Public Service Commission election could impact your Georgia Power rates

The cooling towers, right, and nuclear reactor containment buildings, left, at Plant Vogtle Nuclear Power Plant are shown in Waynesboro, Ga. Friday, June 13, 2014. (AP Photo/John Bazemore)

Two Georgia Public Service Commission seats are on primary ballots this May.

Even if you don’t see these as the marquee races, the candidates who end up serving in these roles can end up having a direct effect on Georgians’ household budgets.

WABE’s Molly Samuel joined “All Things Considered to give a Civics 101 on the Public Service Comission (PSC) and what’s at stake on your ballot. Right now, all five commissioners are Republicans. Two are up for reelection.

“The commission regulates landline telephones, natural gas companies, and they also regulate Georgia Power,” Samuel said.

Regulating Georgia Power means they have a direct say over monthly rates.

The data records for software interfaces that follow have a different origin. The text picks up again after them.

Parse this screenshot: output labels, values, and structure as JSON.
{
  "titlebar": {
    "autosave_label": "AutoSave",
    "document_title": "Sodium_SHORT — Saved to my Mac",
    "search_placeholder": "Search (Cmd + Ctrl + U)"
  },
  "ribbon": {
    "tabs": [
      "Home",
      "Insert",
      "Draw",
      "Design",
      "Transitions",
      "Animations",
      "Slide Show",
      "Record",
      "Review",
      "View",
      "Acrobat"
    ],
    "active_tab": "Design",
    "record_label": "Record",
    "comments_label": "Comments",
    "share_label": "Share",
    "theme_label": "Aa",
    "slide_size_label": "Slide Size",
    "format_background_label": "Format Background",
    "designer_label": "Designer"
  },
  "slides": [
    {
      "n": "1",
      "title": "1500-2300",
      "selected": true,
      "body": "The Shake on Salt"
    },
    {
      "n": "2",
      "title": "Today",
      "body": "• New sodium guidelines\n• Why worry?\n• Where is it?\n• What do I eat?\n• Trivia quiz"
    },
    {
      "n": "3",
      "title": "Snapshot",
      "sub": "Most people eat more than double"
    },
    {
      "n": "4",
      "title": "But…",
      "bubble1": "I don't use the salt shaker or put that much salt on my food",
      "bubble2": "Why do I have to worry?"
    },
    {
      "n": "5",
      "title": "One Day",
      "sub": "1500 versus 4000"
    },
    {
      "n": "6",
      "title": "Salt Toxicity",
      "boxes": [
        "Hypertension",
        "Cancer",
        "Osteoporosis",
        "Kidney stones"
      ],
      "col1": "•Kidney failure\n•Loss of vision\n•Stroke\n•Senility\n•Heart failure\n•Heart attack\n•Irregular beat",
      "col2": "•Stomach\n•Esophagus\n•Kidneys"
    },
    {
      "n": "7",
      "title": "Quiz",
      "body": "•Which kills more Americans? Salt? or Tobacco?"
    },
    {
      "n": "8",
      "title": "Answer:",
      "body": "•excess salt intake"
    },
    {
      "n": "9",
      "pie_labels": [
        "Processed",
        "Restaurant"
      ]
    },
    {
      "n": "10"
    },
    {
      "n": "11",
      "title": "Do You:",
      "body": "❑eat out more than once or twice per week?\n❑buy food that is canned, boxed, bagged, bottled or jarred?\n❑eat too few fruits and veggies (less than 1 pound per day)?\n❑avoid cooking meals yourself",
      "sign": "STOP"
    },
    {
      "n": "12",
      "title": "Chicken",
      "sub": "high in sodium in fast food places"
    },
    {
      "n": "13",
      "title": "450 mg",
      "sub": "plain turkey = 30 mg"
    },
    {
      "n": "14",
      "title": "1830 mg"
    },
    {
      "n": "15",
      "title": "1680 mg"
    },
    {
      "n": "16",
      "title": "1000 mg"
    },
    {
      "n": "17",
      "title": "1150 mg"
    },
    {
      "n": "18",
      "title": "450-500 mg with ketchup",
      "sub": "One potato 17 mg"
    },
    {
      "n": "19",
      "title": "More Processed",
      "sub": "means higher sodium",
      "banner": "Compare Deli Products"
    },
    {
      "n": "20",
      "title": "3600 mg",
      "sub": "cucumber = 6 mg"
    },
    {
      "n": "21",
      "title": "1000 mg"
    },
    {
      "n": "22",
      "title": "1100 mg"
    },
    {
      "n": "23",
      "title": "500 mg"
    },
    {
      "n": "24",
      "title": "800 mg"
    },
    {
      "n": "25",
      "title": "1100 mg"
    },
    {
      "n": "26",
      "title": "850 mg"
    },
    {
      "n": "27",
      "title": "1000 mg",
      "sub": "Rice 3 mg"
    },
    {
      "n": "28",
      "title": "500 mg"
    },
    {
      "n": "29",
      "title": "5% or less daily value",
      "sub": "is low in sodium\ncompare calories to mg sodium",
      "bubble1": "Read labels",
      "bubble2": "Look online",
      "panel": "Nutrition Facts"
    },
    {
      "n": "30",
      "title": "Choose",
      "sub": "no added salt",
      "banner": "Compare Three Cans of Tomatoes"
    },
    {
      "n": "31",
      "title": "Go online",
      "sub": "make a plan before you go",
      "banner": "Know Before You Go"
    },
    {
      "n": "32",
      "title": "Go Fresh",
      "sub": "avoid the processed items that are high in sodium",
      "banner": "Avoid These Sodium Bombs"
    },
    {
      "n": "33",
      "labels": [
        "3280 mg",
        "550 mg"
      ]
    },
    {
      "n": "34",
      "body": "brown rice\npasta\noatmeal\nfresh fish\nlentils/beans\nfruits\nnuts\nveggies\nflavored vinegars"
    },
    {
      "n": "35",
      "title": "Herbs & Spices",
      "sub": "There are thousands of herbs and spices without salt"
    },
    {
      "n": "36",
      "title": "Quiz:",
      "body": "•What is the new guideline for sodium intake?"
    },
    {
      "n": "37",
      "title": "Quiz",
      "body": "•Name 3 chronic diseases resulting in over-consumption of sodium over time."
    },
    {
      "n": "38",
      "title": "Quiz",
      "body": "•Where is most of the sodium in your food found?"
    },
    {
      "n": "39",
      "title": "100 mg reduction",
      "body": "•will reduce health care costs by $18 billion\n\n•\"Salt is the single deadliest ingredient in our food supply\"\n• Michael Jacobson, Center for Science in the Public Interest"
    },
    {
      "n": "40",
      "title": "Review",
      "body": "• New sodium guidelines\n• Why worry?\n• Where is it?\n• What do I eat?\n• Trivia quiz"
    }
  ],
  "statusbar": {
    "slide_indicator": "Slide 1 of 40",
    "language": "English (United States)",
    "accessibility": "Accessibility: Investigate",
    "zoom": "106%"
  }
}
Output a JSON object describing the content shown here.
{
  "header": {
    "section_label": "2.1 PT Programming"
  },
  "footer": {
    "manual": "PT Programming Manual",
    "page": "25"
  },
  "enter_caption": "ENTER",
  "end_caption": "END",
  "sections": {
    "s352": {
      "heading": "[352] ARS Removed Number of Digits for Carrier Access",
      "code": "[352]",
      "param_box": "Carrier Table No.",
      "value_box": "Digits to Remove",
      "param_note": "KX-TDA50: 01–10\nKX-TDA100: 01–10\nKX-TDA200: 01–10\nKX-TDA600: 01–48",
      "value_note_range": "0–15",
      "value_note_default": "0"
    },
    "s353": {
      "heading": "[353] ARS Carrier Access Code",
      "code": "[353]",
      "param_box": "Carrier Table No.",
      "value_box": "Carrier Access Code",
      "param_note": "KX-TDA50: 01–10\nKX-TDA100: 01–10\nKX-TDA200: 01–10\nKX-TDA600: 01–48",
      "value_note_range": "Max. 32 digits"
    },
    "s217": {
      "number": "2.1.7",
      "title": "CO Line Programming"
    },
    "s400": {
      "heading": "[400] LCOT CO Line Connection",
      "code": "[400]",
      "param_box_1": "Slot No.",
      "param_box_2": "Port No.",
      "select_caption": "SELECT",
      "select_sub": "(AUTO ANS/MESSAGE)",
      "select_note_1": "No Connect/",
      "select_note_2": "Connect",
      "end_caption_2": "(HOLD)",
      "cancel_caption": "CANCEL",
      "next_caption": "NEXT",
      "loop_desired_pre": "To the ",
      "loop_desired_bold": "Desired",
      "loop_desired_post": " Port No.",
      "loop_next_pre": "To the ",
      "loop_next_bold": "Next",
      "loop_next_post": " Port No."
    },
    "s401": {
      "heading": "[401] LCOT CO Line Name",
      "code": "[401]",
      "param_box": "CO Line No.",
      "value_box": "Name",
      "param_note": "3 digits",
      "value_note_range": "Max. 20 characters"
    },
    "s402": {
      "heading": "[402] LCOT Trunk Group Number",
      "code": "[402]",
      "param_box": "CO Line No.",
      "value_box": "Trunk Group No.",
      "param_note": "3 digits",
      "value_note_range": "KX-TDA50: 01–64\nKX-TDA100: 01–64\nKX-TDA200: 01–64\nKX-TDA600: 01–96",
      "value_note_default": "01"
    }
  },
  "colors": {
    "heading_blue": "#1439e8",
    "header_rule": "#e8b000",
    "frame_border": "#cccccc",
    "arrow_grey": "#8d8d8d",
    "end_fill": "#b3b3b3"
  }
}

They also regulate where that power comes from.

“Georgia Power is proposing to phase out all of its coal and boost renewables, and so they’re weighing those options,” Samuel said.

“The PSC also regulates the construction at Plant Vogtle, which is the only nuclear power construction project in the country,” Samuel said.

The commissioners also have oversight on spending at Plant Vogtle. But chronic delays have upped the price tag from 14 billion dollars originally, to more than 30 billion.

“Georgia Power customers may not realize this, but they’re already paying some of the costs on their monthly bills,” Samuel said.

“Electric bills will go up even more to pay for Vogtle once the reactors go into service, and that’s projected to be next year. The PSC does have oversight on which of those costs get passed onto customers.”

Lily Oppenheimer contributed to this report.